Visit the IEEE Impact Creator site

Rick Pieper, Chair of the IEEE Power & Energy Society Scholarship Plus Initiative, a Signature Program of the IEEE Foundation, announced that 135 high-achieving undergraduate electrical engineering students were recognized as 2019-2020 PES Scholars. These students represent 78 universities across the USA, Canada and Puerto Rico, and were selected from 326 applicants.

Pieper said, "The students will receive a financial award, one year of IEEE PES student membership and have the opportunity to be mentored by leading professionals in the power and energy industry. We are excited as they begin to explore a career path that ensures the electric grid is maintained & transformed to accommodate society's changing needs."

Visit the IEEE PES Scholarship Plus website to view the list of recipients.

In an effort to increase awareness of the great work that IEEE members are doing in helping to advance technology for humanity, the IEEE Public Visibility committee recently launched an awareness campaign: IEEE Impact Creators. The initiative spotlights the contributions of members who participate in the IEEE Public Visibility program. The IEEE Impact Creators campaign uses online profiles and social media content to give reporters and others a chance to find out what inspires, challenges, and excites top engineers, as well as what influences their work. You can learn more about IEEE Impact Creators through posts on IEEE’s Facebook, Instagram, and Twitter accounts.

Meet some of the IEEE Impact Creators

IT pros can trace the inspiration behind IoT to well before it was mentioned by Kevin Ashton -- the person who allegedly coined the term IoT -- at a presentation in 1999.
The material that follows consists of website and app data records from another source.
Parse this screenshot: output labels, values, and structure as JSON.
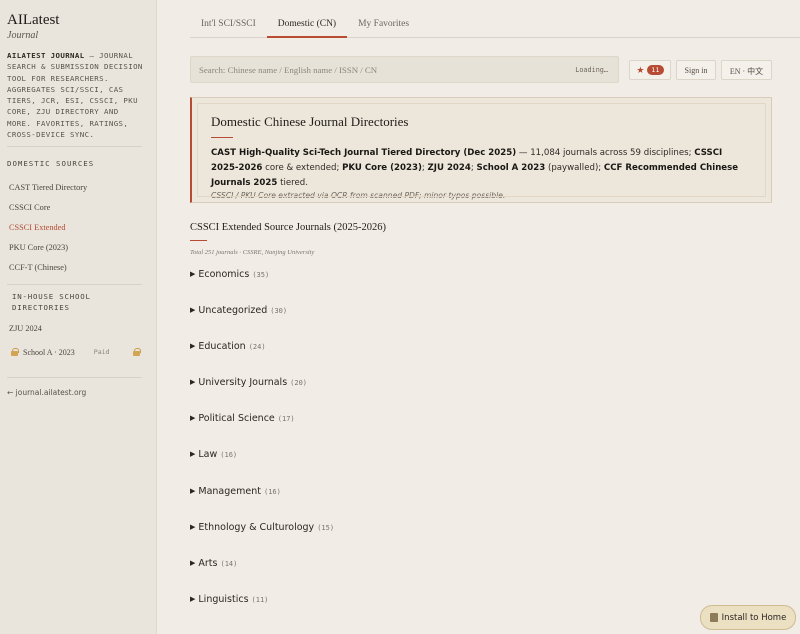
{
  "brand": {
    "title": "AILatest",
    "subtitle": "Journal",
    "desc_name": "AILATEST JOURNAL",
    "desc_text": " — JOURNAL SEARCH & SUBMISSION DECISION TOOL FOR RESEARCHERS. AGGREGATES SCI/SSCI, CAS TIERS, JCR, ESI, CSSCI, PKU CORE, ZJU DIRECTORY AND MORE. FAVORITES, RATINGS, CROSS-DEVICE SYNC."
  },
  "sidebar": {
    "domestic_heading": "DOMESTIC SOURCES",
    "items": [
      {
        "label": "CAST Tiered Directory",
        "active": false
      },
      {
        "label": "CSSCI Core",
        "active": false
      },
      {
        "label": "CSSCI Extended",
        "active": true
      },
      {
        "label": "PKU Core (2023)",
        "active": false
      },
      {
        "label": "CCF-T (Chinese)",
        "active": false
      }
    ],
    "school_heading": "IN-HOUSE SCHOOL DIRECTORIES",
    "zju_label": "ZJU 2024",
    "school_a_label": "School A · 2023",
    "school_a_badge": "Paid",
    "back_link": "← journal.ailatest.org"
  },
  "tabs": [
    {
      "label": "Int'l SCI/SSCI",
      "active": false
    },
    {
      "label": "Domestic (CN)",
      "active": true
    },
    {
      "label": "My Favorites",
      "active": false
    }
  ],
  "search": {
    "placeholder": "Search: Chinese name / English name / ISSN / CN",
    "status": "Loading…"
  },
  "header_buttons": {
    "favorites_count": "11",
    "signin_label": "Sign in",
    "lang_label": "EN · 中文"
  },
  "callout": {
    "title": "Domestic Chinese Journal Directories",
    "s1_bold": "CAST High-Quality Sci-Tech Journal Tiered Directory (Dec 2025)",
    "s1_text": " — 11,084 journals across 59 disciplines; ",
    "s2_bold": "CSSCI 2025-2026",
    "s2_text": " core & extended; ",
    "s3_bold": "PKU Core (2023)",
    "s3_text": "; ",
    "s4_bold": "ZJU 2024",
    "s4_text": "; ",
    "s5_bold": "School A 2023",
    "s5_text": " (paywalled); ",
    "s6_bold": "CCF Recommended Chinese Journals 2025",
    "s6_text": " tiered.",
    "note": "CSSCI / PKU Core extracted via OCR from scanned PDF; minor typos possible."
  },
  "section": {
    "title": "CSSCI Extended Source Journals (2025-2026)",
    "subtitle": "Total 251 journals · CSSRE, Nanjing University"
  },
  "categories": [
    {
      "name": "Economics",
      "count": "(35)"
    },
    {
      "name": "Uncategorized",
      "count": "(30)"
    },
    {
      "name": "Education",
      "count": "(24)"
    },
    {
      "name": "University Journals",
      "count": "(20)"
    },
    {
      "name": "Political Science",
      "count": "(17)"
    },
    {
      "name": "Law",
      "count": "(16)"
    },
    {
      "name": "Management",
      "count": "(16)"
    },
    {
      "name": "Ethnology & Culturology",
      "count": "(15)"
    },
    {
      "name": "Arts",
      "count": "(14)"
    },
    {
      "name": "Linguistics",
      "count": "(11)"
    }
  ],
  "install_label": "Install to Home",
  "colors": {
    "accent": "#b84b33",
    "background": "#f1ede6",
    "sidebar": "#e9e5dc"
  }
}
The first real-time embedded digital computer, the Apollo Guidance Computer, was limited in its capabilities, but it pushed the development from room-size machines toward the miniscule sensors available today. Apollo engineers had to reduce the computers of the day to fit in the limited space of a space shuttle. The success of the Apollo missions led to the incorporation of smaller computers into commercial and military aircraft and commercial use in science and financial services. The computers also increased the performance capabilities of satellites.